### Work task
Down to the last line, reproduce the records exactly.
___ Records shown ___
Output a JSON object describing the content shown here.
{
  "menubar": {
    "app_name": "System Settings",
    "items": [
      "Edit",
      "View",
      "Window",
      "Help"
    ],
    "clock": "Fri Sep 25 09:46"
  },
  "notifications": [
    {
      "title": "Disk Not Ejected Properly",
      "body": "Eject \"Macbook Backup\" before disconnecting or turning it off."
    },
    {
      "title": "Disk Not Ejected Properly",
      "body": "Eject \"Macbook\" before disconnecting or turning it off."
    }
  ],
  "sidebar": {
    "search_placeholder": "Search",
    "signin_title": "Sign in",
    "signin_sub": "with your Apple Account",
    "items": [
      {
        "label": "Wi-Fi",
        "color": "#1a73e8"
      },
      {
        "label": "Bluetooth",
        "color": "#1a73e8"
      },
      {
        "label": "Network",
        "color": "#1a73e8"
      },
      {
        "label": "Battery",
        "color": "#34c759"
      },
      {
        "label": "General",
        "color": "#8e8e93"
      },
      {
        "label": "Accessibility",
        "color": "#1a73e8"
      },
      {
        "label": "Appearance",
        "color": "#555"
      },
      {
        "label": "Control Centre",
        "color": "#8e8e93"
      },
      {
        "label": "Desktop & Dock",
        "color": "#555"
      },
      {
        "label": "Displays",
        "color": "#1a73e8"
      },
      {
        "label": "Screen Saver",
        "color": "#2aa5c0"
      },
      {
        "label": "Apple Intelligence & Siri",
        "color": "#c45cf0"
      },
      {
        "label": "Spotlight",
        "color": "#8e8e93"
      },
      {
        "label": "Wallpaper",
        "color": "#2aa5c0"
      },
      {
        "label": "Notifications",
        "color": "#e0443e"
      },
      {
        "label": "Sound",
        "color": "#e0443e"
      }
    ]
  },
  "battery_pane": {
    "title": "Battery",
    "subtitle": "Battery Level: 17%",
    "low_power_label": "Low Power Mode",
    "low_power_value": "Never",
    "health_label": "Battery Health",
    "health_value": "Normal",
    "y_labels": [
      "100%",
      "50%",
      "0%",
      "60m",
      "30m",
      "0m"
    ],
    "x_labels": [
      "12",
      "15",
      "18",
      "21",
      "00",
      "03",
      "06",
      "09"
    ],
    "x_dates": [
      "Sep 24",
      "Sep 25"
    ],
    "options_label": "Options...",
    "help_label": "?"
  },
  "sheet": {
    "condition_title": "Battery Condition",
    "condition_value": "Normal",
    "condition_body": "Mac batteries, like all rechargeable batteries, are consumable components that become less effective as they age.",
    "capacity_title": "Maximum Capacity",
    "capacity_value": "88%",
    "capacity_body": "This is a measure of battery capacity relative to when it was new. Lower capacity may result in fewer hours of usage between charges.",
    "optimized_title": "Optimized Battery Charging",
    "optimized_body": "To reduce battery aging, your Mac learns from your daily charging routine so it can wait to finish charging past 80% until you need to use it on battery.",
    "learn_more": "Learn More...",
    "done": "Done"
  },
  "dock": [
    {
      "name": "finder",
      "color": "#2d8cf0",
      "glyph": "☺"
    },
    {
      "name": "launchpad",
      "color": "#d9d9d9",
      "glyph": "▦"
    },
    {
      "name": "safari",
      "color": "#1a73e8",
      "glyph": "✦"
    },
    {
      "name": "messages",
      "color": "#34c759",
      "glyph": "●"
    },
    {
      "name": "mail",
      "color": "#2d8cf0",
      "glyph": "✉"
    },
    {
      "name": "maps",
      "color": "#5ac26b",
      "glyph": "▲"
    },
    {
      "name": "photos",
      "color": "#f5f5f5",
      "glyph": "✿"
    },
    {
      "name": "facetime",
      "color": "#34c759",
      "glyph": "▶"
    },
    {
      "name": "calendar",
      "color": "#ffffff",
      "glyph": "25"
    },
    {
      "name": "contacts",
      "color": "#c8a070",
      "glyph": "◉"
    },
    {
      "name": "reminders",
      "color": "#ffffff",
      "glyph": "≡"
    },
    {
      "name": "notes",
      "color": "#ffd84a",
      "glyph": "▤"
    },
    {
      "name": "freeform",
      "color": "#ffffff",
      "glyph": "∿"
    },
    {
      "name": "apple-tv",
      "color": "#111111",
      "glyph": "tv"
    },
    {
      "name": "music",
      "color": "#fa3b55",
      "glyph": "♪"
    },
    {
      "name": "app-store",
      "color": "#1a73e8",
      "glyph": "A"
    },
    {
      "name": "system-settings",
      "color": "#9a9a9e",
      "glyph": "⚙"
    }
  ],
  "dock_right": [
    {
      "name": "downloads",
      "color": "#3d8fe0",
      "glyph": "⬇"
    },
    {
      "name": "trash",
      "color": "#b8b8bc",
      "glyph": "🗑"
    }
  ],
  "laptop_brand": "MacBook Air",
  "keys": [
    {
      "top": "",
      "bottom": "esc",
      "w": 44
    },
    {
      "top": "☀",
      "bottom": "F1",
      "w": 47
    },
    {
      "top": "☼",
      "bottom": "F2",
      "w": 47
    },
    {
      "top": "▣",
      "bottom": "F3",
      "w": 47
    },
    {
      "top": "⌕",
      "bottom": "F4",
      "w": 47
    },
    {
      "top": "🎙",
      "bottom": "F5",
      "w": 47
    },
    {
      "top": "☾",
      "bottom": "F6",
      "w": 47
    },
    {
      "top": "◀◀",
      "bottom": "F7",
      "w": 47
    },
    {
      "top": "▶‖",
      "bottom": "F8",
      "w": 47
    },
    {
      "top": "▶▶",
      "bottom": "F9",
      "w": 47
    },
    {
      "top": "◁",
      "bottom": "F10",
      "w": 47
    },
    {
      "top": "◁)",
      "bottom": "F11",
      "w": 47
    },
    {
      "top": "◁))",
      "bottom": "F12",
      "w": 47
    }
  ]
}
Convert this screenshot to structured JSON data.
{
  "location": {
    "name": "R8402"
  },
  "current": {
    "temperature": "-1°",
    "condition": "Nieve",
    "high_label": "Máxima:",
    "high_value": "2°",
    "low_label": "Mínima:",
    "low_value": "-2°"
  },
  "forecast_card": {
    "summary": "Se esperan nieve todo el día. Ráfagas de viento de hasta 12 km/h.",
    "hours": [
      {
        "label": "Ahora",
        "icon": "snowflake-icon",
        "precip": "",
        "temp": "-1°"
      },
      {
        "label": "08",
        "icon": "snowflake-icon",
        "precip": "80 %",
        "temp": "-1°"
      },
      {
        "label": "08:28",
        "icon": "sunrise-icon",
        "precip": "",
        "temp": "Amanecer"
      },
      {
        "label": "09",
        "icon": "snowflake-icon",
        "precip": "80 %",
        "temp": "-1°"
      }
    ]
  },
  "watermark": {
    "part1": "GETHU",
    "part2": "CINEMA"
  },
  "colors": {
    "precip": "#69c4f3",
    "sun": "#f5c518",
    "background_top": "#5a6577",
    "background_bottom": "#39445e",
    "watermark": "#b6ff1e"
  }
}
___
### Completed task
Output a JSON object describing the content shown here.
{
  "menubar": {
    "app_name": "System Settings",
    "items": [
      "Edit",
      "View",
      "Window",
      "Help"
    ],
    "clock": "Fri Sep 25 09:46"
  },
  "notifications": [
    {
      "title": "Disk Not Ejected Properly",
      "body": "Eject \"Macbook Backup\" before disconnecting or turning it off."
    },
    {
      "title": "Disk Not Ejected Properly",
      "body": "Eject \"Macbook\" before disconnecting or turning it off."
    }
  ],
  "sidebar": {
    "search_placeholder": "Search",
    "signin_title": "Sign in",
    "signin_sub": "with your Apple Account",
    "items": [
      {
        "label": "Wi-Fi",
        "color": "#1a73e8"
      },
      {
        "label": "Bluetooth",
        "color": "#1a73e8"
      },
      {
        "label": "Network",
        "color": "#1a73e8"
      },
      {
        "label": "Battery",
        "color": "#34c759"
      },
      {
        "label": "General",
        "color": "#8e8e93"
      },
      {
        "label": "Accessibility",
        "color": "#1a73e8"
      },
      {
        "label": "Appearance",
        "color": "#555"
      },
      {
        "label": "Control Centre",
        "color": "#8e8e93"
      },
      {
        "label": "Desktop & Dock",
        "color": "#555"
      },
      {
        "label": "Displays",
        "color": "#1a73e8"
      },
      {
        "label": "Screen Saver",
        "color": "#2aa5c0"
      },
      {
        "label": "Apple Intelligence & Siri",
        "color": "#c45cf0"
      },
      {
        "label": "Spotlight",
        "color": "#8e8e93"
      },
      {
        "label": "Wallpaper",
        "color": "#2aa5c0"
      },
      {
        "label": "Notifications",
        "color": "#e0443e"
      },
      {
        "label": "Sound",
        "color": "#e0443e"
      }
    ]
  },
  "battery_pane": {
    "title": "Battery",
    "subtitle": "Battery Level: 17%",
    "low_power_label": "Low Power Mode",
    "low_power_value": "Never",
    "health_label": "Battery Health",
    "health_value": "Normal",
    "y_labels": [
      "100%",
      "50%",
      "0%",
      "60m",
      "30m",
      "0m"
    ],
    "x_labels": [
      "12",
      "15",
      "18",
      "21",
      "00",
      "03",
      "06",
      "09"
    ],
    "x_dates": [
      "Sep 24",
      "Sep 25"
    ],
    "options_label": "Options...",
    "help_label": "?"
  },
  "sheet": {
    "condition_title": "Battery Condition",
    "condition_value": "Normal",
    "condition_body": "Mac batteries, like all rechargeable batteries, are consumable components that become less effective as they age.",
    "capacity_title": "Maximum Capacity",
    "capacity_value": "88%",
    "capacity_body": "This is a measure of battery capacity relative to when it was new. Lower capacity may result in fewer hours of usage between charges.",
    "optimized_title": "Optimized Battery Charging",
    "optimized_body": "To reduce battery aging, your Mac learns from your daily charging routine so it can wait to finish charging past 80% until you need to use it on battery.",
    "learn_more": "Learn More...",
    "done": "Done"
  },
  "dock": [
    {
      "name": "finder",
      "color": "#2d8cf0",
      "glyph": "☺"
    },
    {
      "name": "launchpad",
      "color": "#d9d9d9",
      "glyph": "▦"
    },
    {
      "name": "safari",
      "color": "#1a73e8",
      "glyph": "✦"
    },
    {
      "name": "messages",
      "color": "#34c759",
      "glyph": "●"
    },
    {
      "name": "mail",
      "color": "#2d8cf0",
      "glyph": "✉"
    },
    {
      "name": "maps",
      "color": "#5ac26b",
      "glyph": "▲"
    },
    {
      "name": "photos",
      "color": "#f5f5f5",
      "glyph": "✿"
    },
    {
      "name": "facetime",
      "color": "#34c759",
      "glyph": "▶"
    },
    {
      "name": "calendar",
      "color": "#ffffff",
      "glyph": "25"
    },
    {
      "name": "contacts",
      "color": "#c8a070",
      "glyph": "◉"
    },
    {
      "name": "reminders",
      "color": "#ffffff",
      "glyph": "≡"
    },
    {
      "name": "notes",
      "color": "#ffd84a",
      "glyph": "▤"
    },
    {
      "name": "freeform",
      "color": "#ffffff",
      "glyph": "∿"
    },
    {
      "name": "apple-tv",
      "color": "#111111",
      "glyph": "tv"
    },
    {
      "name": "music",
      "color": "#fa3b55",
      "glyph": "♪"
    },
    {
      "name": "app-store",
      "color": "#1a73e8",
      "glyph": "A"
    },
    {
      "name": "system-settings",
      "color": "#9a9a9e",
      "glyph": "⚙"
    }
  ],
  "dock_right": [
    {
      "name": "downloads",
      "color": "#3d8fe0",
      "glyph": "⬇"
    },
    {
      "name": "trash",
      "color": "#b8b8bc",
      "glyph": "🗑"
    }
  ],
  "laptop_brand": "MacBook Air",
  "keys": [
    {
      "top": "",
      "bottom": "esc",
      "w": 44
    },
    {
      "top": "☀",
      "bottom": "F1",
      "w": 47
    },
    {
      "top": "☼",
      "bottom": "F2",
      "w": 47
    },
    {
      "top": "▣",
      "bottom": "F3",
      "w": 47
    },
    {
      "top": "⌕",
      "bottom": "F4",
      "w": 47
    },
    {
      "top": "🎙",
      "bottom": "F5",
      "w": 47
    },
    {
      "top": "☾",
      "bottom": "F6",
      "w": 47
    },
    {
      "top": "◀◀",
      "bottom": "F7",
      "w": 47
    },
    {
      "top": "▶‖",
      "bottom": "F8",
      "w": 47
    },
    {
      "top": "▶▶",
      "bottom": "F9",
      "w": 47
    },
    {
      "top": "◁",
      "bottom": "F10",
      "w": 47
    },
    {
      "top": "◁)",
      "bottom": "F11",
      "w": 47
    },
    {
      "top": "◁))",
      "bottom": "F12",
      "w": 47
    }
  ]
}
Convert this screenshot to structured JSON data.
{
  "location": {
    "name": "R8402"
  },
  "current": {
    "temperature": "-1°",
    "condition": "Nieve",
    "high_label": "Máxima:",
    "high_value": "2°",
    "low_label": "Mínima:",
    "low_value": "-2°"
  },
  "forecast_card": {
    "summary": "Se esperan nieve todo el día. Ráfagas de viento de hasta 12 km/h.",
    "hours": [
      {
        "label": "Ahora",
        "icon": "snowflake-icon",
        "precip": "",
        "temp": "-1°"
      },
      {
        "label": "08",
        "icon": "snowflake-icon",
        "precip": "80 %",
        "temp": "-1°"
      },
      {
        "label": "08:28",
        "icon": "sunrise-icon",
        "precip": "",
        "temp": "Amanecer"
      },
      {
        "label": "09",
        "icon": "snowflake-icon",
        "precip": "80 %",
        "temp": "-1°"
      }
    ]
  },
  "watermark": {
    "part1": "GETHU",
    "part2": "CINEMA"
  },
  "colors": {
    "precip": "#69c4f3",
    "sun": "#f5c518",
    "background_top": "#5a6577",
    "background_bottom": "#39445e",
    "watermark": "#b6ff1e"
  }
}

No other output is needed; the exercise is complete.